Protesters outside City Hall in Almaty
The police arrest a woman with a five-month-old child
The toppling of the monument to President Nazarbayev in Taldykorgan
‘It’s a Revolution’ – An Interview with Yerzhan Dosmukhamedov on the Unprecedented Events Unfolding in Kazakhstan
First Published 05/01/2022
Following four days of protests in Kazakhstan, the like of which have not been seen since 1986, on Wednesday the 5th of January, the government resigned and a two-week state of emergency was declared after the mayor’s office and city hall were set ablaze in Almaty. Although the protests have been sparked by a rise in fuel prices, the anger behind them speaks to a long-standing deeper malaise and discontent with the authorities.

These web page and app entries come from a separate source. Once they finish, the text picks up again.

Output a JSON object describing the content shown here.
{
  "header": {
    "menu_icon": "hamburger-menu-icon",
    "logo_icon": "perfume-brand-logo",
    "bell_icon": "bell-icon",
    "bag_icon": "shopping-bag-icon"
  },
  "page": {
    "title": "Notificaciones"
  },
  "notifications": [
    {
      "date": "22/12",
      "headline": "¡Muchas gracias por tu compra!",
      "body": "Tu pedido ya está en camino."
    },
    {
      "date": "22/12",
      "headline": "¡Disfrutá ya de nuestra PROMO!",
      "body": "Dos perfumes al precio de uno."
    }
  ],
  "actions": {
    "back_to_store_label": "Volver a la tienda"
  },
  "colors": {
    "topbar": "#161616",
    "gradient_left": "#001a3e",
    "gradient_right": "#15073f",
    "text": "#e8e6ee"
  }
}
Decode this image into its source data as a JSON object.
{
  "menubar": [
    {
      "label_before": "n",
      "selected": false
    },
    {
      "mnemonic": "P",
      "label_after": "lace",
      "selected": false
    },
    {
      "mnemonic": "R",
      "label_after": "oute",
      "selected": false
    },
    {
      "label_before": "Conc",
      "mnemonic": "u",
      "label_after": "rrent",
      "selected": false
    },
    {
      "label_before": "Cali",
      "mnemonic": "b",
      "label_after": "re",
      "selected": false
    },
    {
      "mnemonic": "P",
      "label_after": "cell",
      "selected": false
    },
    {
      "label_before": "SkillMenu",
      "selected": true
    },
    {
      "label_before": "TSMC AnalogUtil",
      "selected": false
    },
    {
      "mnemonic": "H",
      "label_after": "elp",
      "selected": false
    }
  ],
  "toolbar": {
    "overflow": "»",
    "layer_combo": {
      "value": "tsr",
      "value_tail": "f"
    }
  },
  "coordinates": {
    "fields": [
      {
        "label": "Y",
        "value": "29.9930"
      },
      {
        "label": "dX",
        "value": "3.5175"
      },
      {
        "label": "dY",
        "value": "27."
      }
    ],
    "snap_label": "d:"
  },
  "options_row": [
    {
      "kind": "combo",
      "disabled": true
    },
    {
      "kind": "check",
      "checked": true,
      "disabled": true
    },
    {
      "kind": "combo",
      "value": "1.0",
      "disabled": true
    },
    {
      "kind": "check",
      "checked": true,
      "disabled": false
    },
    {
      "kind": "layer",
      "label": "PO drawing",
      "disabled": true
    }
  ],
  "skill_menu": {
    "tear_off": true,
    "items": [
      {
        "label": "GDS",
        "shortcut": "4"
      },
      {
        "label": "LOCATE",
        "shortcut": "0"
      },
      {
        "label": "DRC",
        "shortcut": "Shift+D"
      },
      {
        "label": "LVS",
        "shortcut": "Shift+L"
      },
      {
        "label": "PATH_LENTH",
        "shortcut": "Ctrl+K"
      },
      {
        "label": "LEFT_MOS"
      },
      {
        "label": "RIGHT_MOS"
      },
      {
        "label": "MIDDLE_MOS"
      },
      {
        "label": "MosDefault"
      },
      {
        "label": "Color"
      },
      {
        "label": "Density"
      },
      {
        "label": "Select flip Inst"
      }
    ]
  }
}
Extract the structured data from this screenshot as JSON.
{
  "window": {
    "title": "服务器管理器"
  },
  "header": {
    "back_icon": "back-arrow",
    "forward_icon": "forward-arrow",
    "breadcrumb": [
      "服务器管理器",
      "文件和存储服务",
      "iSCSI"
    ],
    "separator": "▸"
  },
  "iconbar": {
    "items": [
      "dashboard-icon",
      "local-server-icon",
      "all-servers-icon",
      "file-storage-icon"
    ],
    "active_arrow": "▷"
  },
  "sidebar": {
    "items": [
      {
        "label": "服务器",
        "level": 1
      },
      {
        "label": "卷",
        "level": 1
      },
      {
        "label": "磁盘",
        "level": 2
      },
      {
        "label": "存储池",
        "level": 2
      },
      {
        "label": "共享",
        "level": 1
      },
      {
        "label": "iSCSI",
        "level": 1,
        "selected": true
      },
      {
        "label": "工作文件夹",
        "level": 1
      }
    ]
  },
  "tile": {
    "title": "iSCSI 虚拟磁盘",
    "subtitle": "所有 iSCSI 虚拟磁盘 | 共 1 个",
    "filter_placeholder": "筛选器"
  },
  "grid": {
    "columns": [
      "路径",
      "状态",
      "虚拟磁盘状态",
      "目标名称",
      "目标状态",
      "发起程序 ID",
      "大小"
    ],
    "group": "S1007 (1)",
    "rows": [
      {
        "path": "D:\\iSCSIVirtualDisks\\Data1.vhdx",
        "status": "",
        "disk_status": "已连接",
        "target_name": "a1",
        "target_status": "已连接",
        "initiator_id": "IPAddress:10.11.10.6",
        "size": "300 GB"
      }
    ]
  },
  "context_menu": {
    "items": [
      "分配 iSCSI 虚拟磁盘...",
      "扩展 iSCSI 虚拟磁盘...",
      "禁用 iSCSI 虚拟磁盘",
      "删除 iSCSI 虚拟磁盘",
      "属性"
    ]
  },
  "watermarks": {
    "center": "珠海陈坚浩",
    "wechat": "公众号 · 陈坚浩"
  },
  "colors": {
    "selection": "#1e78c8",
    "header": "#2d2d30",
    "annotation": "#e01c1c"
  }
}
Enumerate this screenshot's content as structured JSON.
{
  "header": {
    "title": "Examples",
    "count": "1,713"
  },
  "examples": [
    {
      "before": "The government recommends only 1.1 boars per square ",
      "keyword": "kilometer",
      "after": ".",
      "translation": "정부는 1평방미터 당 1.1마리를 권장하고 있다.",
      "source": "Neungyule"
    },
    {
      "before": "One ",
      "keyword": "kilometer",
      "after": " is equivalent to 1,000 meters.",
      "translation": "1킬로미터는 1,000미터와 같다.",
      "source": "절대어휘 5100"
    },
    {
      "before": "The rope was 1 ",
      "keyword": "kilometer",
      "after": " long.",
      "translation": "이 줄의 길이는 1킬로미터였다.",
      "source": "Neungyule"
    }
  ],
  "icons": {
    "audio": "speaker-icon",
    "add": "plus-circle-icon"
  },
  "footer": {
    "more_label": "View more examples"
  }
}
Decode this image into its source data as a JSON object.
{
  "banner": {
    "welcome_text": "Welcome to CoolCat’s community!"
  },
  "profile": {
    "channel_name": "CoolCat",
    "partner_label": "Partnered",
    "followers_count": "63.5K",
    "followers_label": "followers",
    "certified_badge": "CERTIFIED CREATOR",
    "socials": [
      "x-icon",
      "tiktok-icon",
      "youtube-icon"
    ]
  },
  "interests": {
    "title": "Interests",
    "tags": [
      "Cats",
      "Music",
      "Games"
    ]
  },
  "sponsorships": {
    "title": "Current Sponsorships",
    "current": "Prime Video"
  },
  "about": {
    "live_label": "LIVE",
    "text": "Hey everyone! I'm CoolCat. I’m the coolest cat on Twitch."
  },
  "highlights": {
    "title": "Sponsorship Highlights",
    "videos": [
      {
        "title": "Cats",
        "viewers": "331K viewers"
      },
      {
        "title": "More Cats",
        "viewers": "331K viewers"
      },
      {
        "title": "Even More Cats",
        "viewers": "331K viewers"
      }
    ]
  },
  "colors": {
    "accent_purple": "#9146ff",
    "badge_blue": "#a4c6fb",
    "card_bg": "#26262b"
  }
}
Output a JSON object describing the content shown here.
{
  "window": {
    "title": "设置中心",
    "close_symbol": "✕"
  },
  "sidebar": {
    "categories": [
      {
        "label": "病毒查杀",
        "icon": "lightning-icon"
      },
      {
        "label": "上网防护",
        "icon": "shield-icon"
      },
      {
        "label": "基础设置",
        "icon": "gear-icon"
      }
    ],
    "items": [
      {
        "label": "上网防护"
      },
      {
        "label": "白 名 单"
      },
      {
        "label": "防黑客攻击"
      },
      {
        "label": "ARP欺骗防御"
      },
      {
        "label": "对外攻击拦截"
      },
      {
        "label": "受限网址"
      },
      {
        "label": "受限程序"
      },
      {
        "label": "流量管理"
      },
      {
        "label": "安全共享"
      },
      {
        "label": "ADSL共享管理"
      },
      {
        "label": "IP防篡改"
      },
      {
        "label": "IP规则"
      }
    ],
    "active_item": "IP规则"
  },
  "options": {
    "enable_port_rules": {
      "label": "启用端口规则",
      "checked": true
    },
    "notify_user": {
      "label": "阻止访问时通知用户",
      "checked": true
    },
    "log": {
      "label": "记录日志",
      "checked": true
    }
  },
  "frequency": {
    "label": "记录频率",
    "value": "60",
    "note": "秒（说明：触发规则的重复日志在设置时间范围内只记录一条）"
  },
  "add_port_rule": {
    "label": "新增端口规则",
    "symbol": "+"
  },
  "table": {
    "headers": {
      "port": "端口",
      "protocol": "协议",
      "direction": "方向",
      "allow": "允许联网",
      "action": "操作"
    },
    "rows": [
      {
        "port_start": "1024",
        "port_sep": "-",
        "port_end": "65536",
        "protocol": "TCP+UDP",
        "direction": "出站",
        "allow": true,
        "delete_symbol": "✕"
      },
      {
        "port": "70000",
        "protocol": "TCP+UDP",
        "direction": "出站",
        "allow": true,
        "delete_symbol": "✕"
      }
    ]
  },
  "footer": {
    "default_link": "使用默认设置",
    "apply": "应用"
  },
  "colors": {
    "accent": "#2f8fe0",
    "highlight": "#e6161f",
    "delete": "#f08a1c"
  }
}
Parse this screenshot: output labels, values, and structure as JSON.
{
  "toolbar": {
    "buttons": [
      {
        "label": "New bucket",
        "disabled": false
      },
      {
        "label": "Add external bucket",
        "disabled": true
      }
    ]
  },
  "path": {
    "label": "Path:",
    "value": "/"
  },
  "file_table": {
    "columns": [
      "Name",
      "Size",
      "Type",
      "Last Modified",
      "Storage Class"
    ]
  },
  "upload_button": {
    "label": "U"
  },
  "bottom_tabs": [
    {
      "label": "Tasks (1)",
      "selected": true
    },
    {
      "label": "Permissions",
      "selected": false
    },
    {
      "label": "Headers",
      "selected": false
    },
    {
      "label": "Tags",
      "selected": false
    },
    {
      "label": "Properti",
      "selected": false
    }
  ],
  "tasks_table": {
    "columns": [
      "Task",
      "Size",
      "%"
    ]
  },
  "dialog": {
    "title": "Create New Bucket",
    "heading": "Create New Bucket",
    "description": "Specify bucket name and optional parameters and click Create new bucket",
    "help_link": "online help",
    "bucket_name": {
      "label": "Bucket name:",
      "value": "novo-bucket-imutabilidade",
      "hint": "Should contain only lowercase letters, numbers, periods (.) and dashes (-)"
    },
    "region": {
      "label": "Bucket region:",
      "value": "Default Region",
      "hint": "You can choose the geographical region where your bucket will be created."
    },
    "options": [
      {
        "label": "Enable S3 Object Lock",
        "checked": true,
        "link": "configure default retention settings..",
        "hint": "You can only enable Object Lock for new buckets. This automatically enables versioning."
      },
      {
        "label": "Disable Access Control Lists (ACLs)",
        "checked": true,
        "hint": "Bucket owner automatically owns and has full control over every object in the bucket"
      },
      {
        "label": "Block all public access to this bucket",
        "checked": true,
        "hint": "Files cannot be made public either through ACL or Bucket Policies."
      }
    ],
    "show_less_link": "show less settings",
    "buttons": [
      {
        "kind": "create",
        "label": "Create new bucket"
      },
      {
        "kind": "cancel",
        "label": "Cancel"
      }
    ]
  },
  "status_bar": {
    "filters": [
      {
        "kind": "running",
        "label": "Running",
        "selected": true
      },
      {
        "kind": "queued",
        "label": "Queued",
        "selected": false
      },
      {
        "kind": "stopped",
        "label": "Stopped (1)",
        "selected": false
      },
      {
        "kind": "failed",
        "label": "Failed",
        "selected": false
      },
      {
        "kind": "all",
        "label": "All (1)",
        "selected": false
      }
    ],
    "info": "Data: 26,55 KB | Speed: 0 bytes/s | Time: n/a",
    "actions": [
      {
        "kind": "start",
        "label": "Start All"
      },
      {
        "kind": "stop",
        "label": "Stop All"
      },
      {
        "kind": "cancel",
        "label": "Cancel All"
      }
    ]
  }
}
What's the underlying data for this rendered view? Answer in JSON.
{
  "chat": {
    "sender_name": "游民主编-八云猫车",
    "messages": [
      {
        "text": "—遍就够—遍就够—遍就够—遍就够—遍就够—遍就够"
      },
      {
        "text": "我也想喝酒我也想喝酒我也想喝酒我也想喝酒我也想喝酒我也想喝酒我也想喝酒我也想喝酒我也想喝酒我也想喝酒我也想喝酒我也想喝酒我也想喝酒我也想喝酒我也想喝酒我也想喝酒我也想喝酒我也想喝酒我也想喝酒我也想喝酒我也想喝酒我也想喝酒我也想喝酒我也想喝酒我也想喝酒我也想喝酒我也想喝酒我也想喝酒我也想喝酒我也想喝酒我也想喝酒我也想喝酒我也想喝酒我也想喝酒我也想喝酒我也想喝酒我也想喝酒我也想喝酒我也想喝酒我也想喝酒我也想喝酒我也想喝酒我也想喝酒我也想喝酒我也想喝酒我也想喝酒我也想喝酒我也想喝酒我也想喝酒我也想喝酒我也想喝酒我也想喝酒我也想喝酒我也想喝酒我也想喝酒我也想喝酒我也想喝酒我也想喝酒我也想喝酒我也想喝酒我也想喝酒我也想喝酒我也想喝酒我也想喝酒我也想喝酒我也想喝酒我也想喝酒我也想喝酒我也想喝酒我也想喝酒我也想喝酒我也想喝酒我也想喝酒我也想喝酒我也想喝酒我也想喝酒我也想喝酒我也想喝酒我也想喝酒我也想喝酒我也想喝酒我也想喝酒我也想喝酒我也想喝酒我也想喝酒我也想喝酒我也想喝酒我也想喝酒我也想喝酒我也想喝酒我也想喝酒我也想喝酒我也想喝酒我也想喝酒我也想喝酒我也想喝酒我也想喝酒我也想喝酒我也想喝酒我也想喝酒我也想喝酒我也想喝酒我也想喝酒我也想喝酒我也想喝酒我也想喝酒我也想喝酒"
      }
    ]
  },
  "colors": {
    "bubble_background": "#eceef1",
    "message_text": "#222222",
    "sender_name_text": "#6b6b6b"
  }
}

In the wake of these events, I spoke with Yerzhan Dosmukhamedov, a Kazakh politician who now lives in exile; he is the former head of the Atameken National Union of Entrepreneurs and Employers of Kazakhstan, and founder of the opposition party, Atameken.
‘It's a revolution,’ he told me. ‘The increase in the price of gas ignited it, as the impoverished population of this oil-rich country refused to pay double. President Tokayev may have dismissed his cabinet, but this cosmetic measure isn’t sufficient to sate the angry crowds tired of the endemic corruption of the ruling elite. The initial demand that the price of gas be decreased during the cold winter season further triggered further political demands and a desire to change the entire inhumane, anti-democratic system designed by the corrupt President Nazarbayev and his insatiable family.
‘The dictators of Kazakhstan and Russia have a treaty in place designed for such revolutionary scenarios. This treaty allows Russia to intervene to lend support to the authoritarian regime in Kazakhstan. President Tokayev, who is a puppet of the old President Nazarbayev and of Putin, has confirmed his pro-Russian stance since his first day in power. He will definitely ask Putin for help unless the Western democracies put pressure on him to stop shooting people and transfer power peacefully. What we need now is massive support from the international community to prevent Russian military intervention. There are already videos of the first Russian military planes arriving in Aktau.
‘I have received word from activists in Kazakhstan that the authorities have cut off the internet nationwide. This was people’s last available method of communication. Yesterday, over twenty private jets left Kazakhstan with the families of oligarchs and the president’s family members. Among them was Kenes Rakishev, the son-in-law of the former Prime Minister, Imangali Tasmagambetov, and a close crony of Timur Kulibayev, Nazarbayev's son-in-law, who controls the economy. He is also good friends with the Chechen President, Ramzan Kadyrov, who calls him the “Chechen prince.” We need to put pressure on the government of Switzerland and other Western democracies to freeze the assets of the Kazakh oligarch’s and the President’s family, and to cancel their visas so they can’t run away and steal billions from the Kazakh people. We need Western democracies to support the Kazakh revolution.
‘The regime has tried to provoke peaceful demonstrators and portray them as a violent mob in order to justify emergency military rule in the major cities. However, this is not true, and the police and military have already supported the people and refused to open fire on the crowds in four cities. People just want to kick the old dictator out, because enough is enough. The monument to Nazarbayev is already being torn down in the city of Taldykorgan. We need to fully expose the crimes of the Nazarbayev regime now.’